** SUPPLIED RECORDS **
[Start of section]
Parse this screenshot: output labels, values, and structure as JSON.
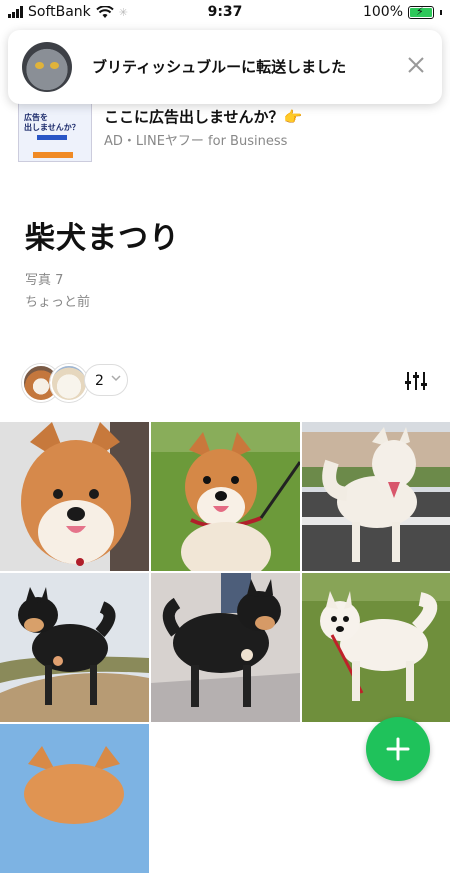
{
  "status_bar": {
    "carrier": "SoftBank",
    "time": "9:37",
    "battery": "100%",
    "battery_level": 1.0
  },
  "notification": {
    "message": "ブリティッシュブルーに転送しました",
    "avatar_icon": "cat-avatar",
    "close_icon": "close-icon"
  },
  "ad": {
    "title": "ここに広告出しませんか？👉",
    "subtitle": "AD・LINEヤフー for Business",
    "thumb_text": "広告を\n出しませんか？"
  },
  "album": {
    "title": "柴犬まつり",
    "photo_count": "写真 7",
    "updated": "ちょっと前"
  },
  "members": {
    "count": "2"
  },
  "photos": [
    {
      "subject": "shiba-red-face"
    },
    {
      "subject": "shiba-red-grass"
    },
    {
      "subject": "shiba-white-road"
    },
    {
      "subject": "shiba-black-sand"
    },
    {
      "subject": "shiba-black-road"
    },
    {
      "subject": "shiba-white-grass"
    },
    {
      "subject": "shiba-red-sky"
    }
  ],
  "colors": {
    "accent": "#1fc25b",
    "muted": "#888888"
  }
}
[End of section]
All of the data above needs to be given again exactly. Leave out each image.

** RESPONSE TO THE EXERCISE **
Parse this screenshot: output labels, values, and structure as JSON.
{
  "status_bar": {
    "carrier": "SoftBank",
    "time": "9:37",
    "battery": "100%",
    "battery_level": 1.0
  },
  "notification": {
    "message": "ブリティッシュブルーに転送しました",
    "avatar_icon": "cat-avatar",
    "close_icon": "close-icon"
  },
  "ad": {
    "title": "ここに広告出しませんか？👉",
    "subtitle": "AD・LINEヤフー for Business",
    "thumb_text": "広告を\n出しませんか？"
  },
  "album": {
    "title": "柴犬まつり",
    "photo_count": "写真 7",
    "updated": "ちょっと前"
  },
  "members": {
    "count": "2"
  },
  "photos": [
    {
      "subject": "shiba-red-face"
    },
    {
      "subject": "shiba-red-grass"
    },
    {
      "subject": "shiba-white-road"
    },
    {
      "subject": "shiba-black-sand"
    },
    {
      "subject": "shiba-black-road"
    },
    {
      "subject": "shiba-white-grass"
    },
    {
      "subject": "shiba-red-sky"
    }
  ],
  "colors": {
    "accent": "#1fc25b",
    "muted": "#888888"
  }
}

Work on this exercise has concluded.